_Working data_.
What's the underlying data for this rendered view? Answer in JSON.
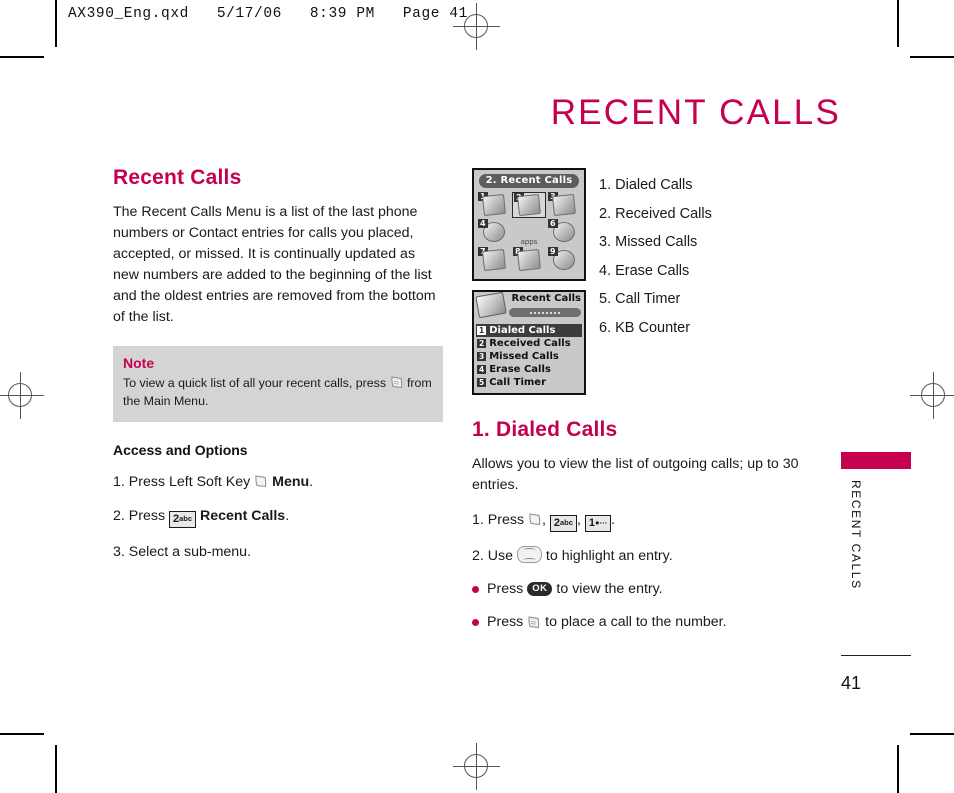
{
  "print_header": {
    "slug": "AX390_Eng.qxd   5/17/06   8:39 PM   Page 41"
  },
  "chapter": {
    "title": "RECENT CALLS",
    "side_tab_label": "RECENT CALLS",
    "page_number": "41",
    "accent_color": "#c5004f"
  },
  "left_column": {
    "heading": "Recent Calls",
    "intro": "The Recent Calls Menu is a list of the last phone numbers or Contact entries for calls you placed, accepted, or missed. It is continually updated as new numbers are added to the beginning of the list and the oldest entries are removed from the bottom of the list.",
    "note": {
      "title": "Note",
      "text_before_icon": "To view a quick list of all your recent calls, press",
      "icon": "send-key-icon",
      "text_after_icon": "from the Main Menu."
    },
    "access": {
      "subhead": "Access and Options",
      "step1_pre": "1. Press Left Soft Key",
      "step1_icon": "left-soft-key-icon",
      "step1_bold": "Menu",
      "step1_post": ".",
      "step2_pre": "2. Press",
      "step2_key": "2",
      "step2_key_sub": "abc",
      "step2_bold": "Recent Calls",
      "step2_post": ".",
      "step3": "3. Select a sub-menu."
    }
  },
  "screenshots": {
    "grid": {
      "title": "2. Recent Calls",
      "selected_index": 1,
      "tiles": [
        {
          "num": "1",
          "art": "square"
        },
        {
          "num": "2",
          "art": "square"
        },
        {
          "num": "3",
          "art": "square"
        },
        {
          "num": "4",
          "art": "round"
        },
        {
          "num": "",
          "art": "caption",
          "caption": "apps"
        },
        {
          "num": "6",
          "art": "round"
        },
        {
          "num": "7",
          "art": "square"
        },
        {
          "num": "8",
          "art": "square"
        },
        {
          "num": "9",
          "art": "round"
        }
      ]
    },
    "list": {
      "title": "Recent Calls",
      "rows": [
        {
          "num": "1",
          "label": "Dialed Calls",
          "selected": true
        },
        {
          "num": "2",
          "label": "Received Calls",
          "selected": false
        },
        {
          "num": "3",
          "label": "Missed Calls",
          "selected": false
        },
        {
          "num": "4",
          "label": "Erase Calls",
          "selected": false
        },
        {
          "num": "5",
          "label": "Call Timer",
          "selected": false
        }
      ]
    }
  },
  "menu_list": [
    "1. Dialed Calls",
    "2. Received Calls",
    "3. Missed Calls",
    "4. Erase Calls",
    "5. Call Timer",
    "6. KB Counter"
  ],
  "dialed_calls": {
    "heading": "1. Dialed Calls",
    "description": "Allows you to view the list of outgoing calls; up to 30 entries.",
    "step1_pre": "1. Press",
    "step1_key2": "2",
    "step1_key2_sub": "abc",
    "step1_key1": "1",
    "step1_post": ".",
    "step2_pre": "2.  Use",
    "step2_post": "to highlight an entry.",
    "bullet1_pre": "Press",
    "bullet1_key": "OK",
    "bullet1_post": "to view the entry.",
    "bullet2_pre": "Press",
    "bullet2_post": "to place a call to the number."
  }
}
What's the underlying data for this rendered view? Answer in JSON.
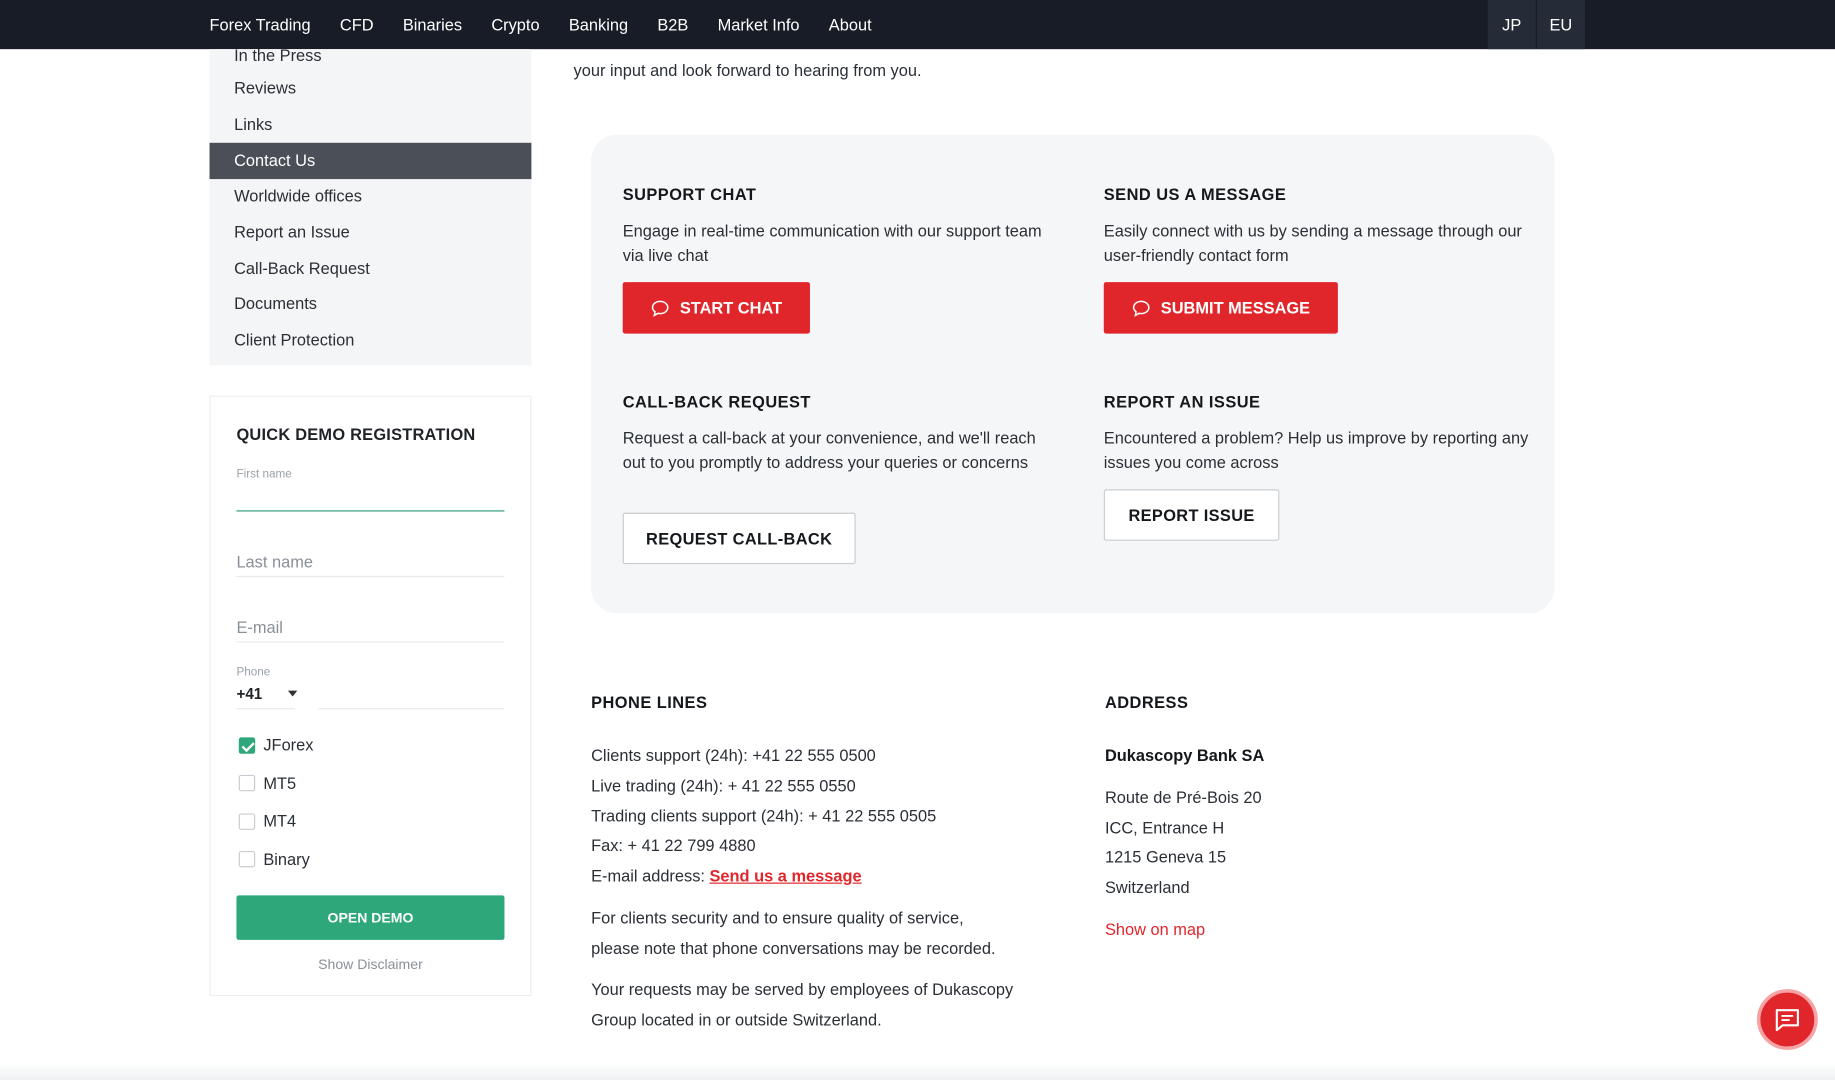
{
  "nav": {
    "items": [
      "Forex Trading",
      "CFD",
      "Binaries",
      "Crypto",
      "Banking",
      "B2B",
      "Market Info",
      "About"
    ],
    "regions": [
      "JP",
      "EU"
    ]
  },
  "sidebar": {
    "items": [
      "In the Press",
      "Reviews",
      "Links",
      "Contact Us",
      "Worldwide offices",
      "Report an Issue",
      "Call-Back Request",
      "Documents",
      "Client Protection"
    ],
    "active": "Contact Us"
  },
  "demo_form": {
    "title": "QUICK DEMO REGISTRATION",
    "first_name_label": "First name",
    "last_name_placeholder": "Last name",
    "email_placeholder": "E-mail",
    "phone_label": "Phone",
    "phone_code": "+41",
    "platforms": [
      {
        "label": "JForex",
        "checked": true
      },
      {
        "label": "MT5",
        "checked": false
      },
      {
        "label": "MT4",
        "checked": false
      },
      {
        "label": "Binary",
        "checked": false
      }
    ],
    "submit_label": "OPEN DEMO",
    "disclaimer_label": "Show Disclaimer"
  },
  "intro_text": "your input and look forward to hearing from you.",
  "contact_options": {
    "support_chat": {
      "title": "SUPPORT CHAT",
      "text": "Engage in real-time communication with our support team via live chat",
      "button": "START CHAT"
    },
    "send_message": {
      "title": "SEND US A MESSAGE",
      "text": "Easily connect with us by sending a message through our user-friendly contact form",
      "button": "SUBMIT MESSAGE"
    },
    "call_back": {
      "title": "CALL-BACK REQUEST",
      "text": "Request a call-back at your convenience, and we'll reach out to you promptly to address your queries or concerns",
      "button": "REQUEST CALL-BACK"
    },
    "report_issue": {
      "title": "REPORT AN ISSUE",
      "text": "Encountered a problem? Help us improve by reporting any issues you come across",
      "button": "REPORT ISSUE"
    }
  },
  "phone_lines": {
    "title": "PHONE LINES",
    "lines": [
      "Clients support (24h): +41 22 555 0500",
      "Live trading (24h): + 41 22 555 0550",
      "Trading clients support (24h): + 41 22 555 0505",
      "Fax: + 41 22 799 4880"
    ],
    "email_label": "E-mail address:",
    "email_link": "Send us a message",
    "note1_line1": "For clients security and to ensure quality of service,",
    "note1_line2": "please note that phone conversations may be recorded.",
    "note2_line1": "Your requests may be served by employees of Dukascopy",
    "note2_line2": "Group located in or outside Switzerland."
  },
  "address": {
    "title": "ADDRESS",
    "company": "Dukascopy Bank SA",
    "lines": [
      "Route de Pré-Bois 20",
      "ICC, Entrance H",
      "1215 Geneva 15",
      "Switzerland"
    ],
    "map_link": "Show on map"
  },
  "colors": {
    "nav_bg": "#171c26",
    "accent_red": "#e1262b",
    "accent_green": "#2ea77a",
    "sidebar_active": "#4b5058"
  }
}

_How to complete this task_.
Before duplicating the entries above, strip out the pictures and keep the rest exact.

_Result for this task_.
What's the underlying data for this rendered view? Answer in JSON.
{
  "print_header": {
    "slug": "AX390_Eng.qxd   5/17/06   8:39 PM   Page 41"
  },
  "chapter": {
    "title": "RECENT CALLS",
    "side_tab_label": "RECENT CALLS",
    "page_number": "41",
    "accent_color": "#c5004f"
  },
  "left_column": {
    "heading": "Recent Calls",
    "intro": "The Recent Calls Menu is a list of the last phone numbers or Contact entries for calls you placed, accepted, or missed. It is continually updated as new numbers are added to the beginning of the list and the oldest entries are removed from the bottom of the list.",
    "note": {
      "title": "Note",
      "text_before_icon": "To view a quick list of all your recent calls, press",
      "icon": "send-key-icon",
      "text_after_icon": "from the Main Menu."
    },
    "access": {
      "subhead": "Access and Options",
      "step1_pre": "1. Press Left Soft Key",
      "step1_icon": "left-soft-key-icon",
      "step1_bold": "Menu",
      "step1_post": ".",
      "step2_pre": "2. Press",
      "step2_key": "2",
      "step2_key_sub": "abc",
      "step2_bold": "Recent Calls",
      "step2_post": ".",
      "step3": "3. Select a sub-menu."
    }
  },
  "screenshots": {
    "grid": {
      "title": "2. Recent Calls",
      "selected_index": 1,
      "tiles": [
        {
          "num": "1",
          "art": "square"
        },
        {
          "num": "2",
          "art": "square"
        },
        {
          "num": "3",
          "art": "square"
        },
        {
          "num": "4",
          "art": "round"
        },
        {
          "num": "",
          "art": "caption",
          "caption": "apps"
        },
        {
          "num": "6",
          "art": "round"
        },
        {
          "num": "7",
          "art": "square"
        },
        {
          "num": "8",
          "art": "square"
        },
        {
          "num": "9",
          "art": "round"
        }
      ]
    },
    "list": {
      "title": "Recent Calls",
      "rows": [
        {
          "num": "1",
          "label": "Dialed Calls",
          "selected": true
        },
        {
          "num": "2",
          "label": "Received Calls",
          "selected": false
        },
        {
          "num": "3",
          "label": "Missed Calls",
          "selected": false
        },
        {
          "num": "4",
          "label": "Erase Calls",
          "selected": false
        },
        {
          "num": "5",
          "label": "Call Timer",
          "selected": false
        }
      ]
    }
  },
  "menu_list": [
    "1. Dialed Calls",
    "2. Received Calls",
    "3. Missed Calls",
    "4. Erase Calls",
    "5. Call Timer",
    "6. KB Counter"
  ],
  "dialed_calls": {
    "heading": "1. Dialed Calls",
    "description": "Allows you to view the list of outgoing calls; up to 30 entries.",
    "step1_pre": "1. Press",
    "step1_key2": "2",
    "step1_key2_sub": "abc",
    "step1_key1": "1",
    "step1_post": ".",
    "step2_pre": "2.  Use",
    "step2_post": "to highlight an entry.",
    "bullet1_pre": "Press",
    "bullet1_key": "OK",
    "bullet1_post": "to view the entry.",
    "bullet2_pre": "Press",
    "bullet2_post": "to place a call to the number."
  }
}
What's the underlying data for this rendered view? Answer in JSON.
{
  "nav": {
    "items": [
      "Forex Trading",
      "CFD",
      "Binaries",
      "Crypto",
      "Banking",
      "B2B",
      "Market Info",
      "About"
    ],
    "regions": [
      "JP",
      "EU"
    ]
  },
  "sidebar": {
    "items": [
      "In the Press",
      "Reviews",
      "Links",
      "Contact Us",
      "Worldwide offices",
      "Report an Issue",
      "Call-Back Request",
      "Documents",
      "Client Protection"
    ],
    "active": "Contact Us"
  },
  "demo_form": {
    "title": "QUICK DEMO REGISTRATION",
    "first_name_label": "First name",
    "last_name_placeholder": "Last name",
    "email_placeholder": "E-mail",
    "phone_label": "Phone",
    "phone_code": "+41",
    "platforms": [
      {
        "label": "JForex",
        "checked": true
      },
      {
        "label": "MT5",
        "checked": false
      },
      {
        "label": "MT4",
        "checked": false
      },
      {
        "label": "Binary",
        "checked": false
      }
    ],
    "submit_label": "OPEN DEMO",
    "disclaimer_label": "Show Disclaimer"
  },
  "intro_text": "your input and look forward to hearing from you.",
  "contact_options": {
    "support_chat": {
      "title": "SUPPORT CHAT",
      "text": "Engage in real-time communication with our support team via live chat",
      "button": "START CHAT"
    },
    "send_message": {
      "title": "SEND US A MESSAGE",
      "text": "Easily connect with us by sending a message through our user-friendly contact form",
      "button": "SUBMIT MESSAGE"
    },
    "call_back": {
      "title": "CALL-BACK REQUEST",
      "text": "Request a call-back at your convenience, and we'll reach out to you promptly to address your queries or concerns",
      "button": "REQUEST CALL-BACK"
    },
    "report_issue": {
      "title": "REPORT AN ISSUE",
      "text": "Encountered a problem? Help us improve by reporting any issues you come across",
      "button": "REPORT ISSUE"
    }
  },
  "phone_lines": {
    "title": "PHONE LINES",
    "lines": [
      "Clients support (24h): +41 22 555 0500",
      "Live trading (24h): + 41 22 555 0550",
      "Trading clients support (24h): + 41 22 555 0505",
      "Fax: + 41 22 799 4880"
    ],
    "email_label": "E-mail address:",
    "email_link": "Send us a message",
    "note1_line1": "For clients security and to ensure quality of service,",
    "note1_line2": "please note that phone conversations may be recorded.",
    "note2_line1": "Your requests may be served by employees of Dukascopy",
    "note2_line2": "Group located in or outside Switzerland."
  },
  "address": {
    "title": "ADDRESS",
    "company": "Dukascopy Bank SA",
    "lines": [
      "Route de Pré-Bois 20",
      "ICC, Entrance H",
      "1215 Geneva 15",
      "Switzerland"
    ],
    "map_link": "Show on map"
  },
  "colors": {
    "nav_bg": "#171c26",
    "accent_red": "#e1262b",
    "accent_green": "#2ea77a",
    "sidebar_active": "#4b5058"
  }
}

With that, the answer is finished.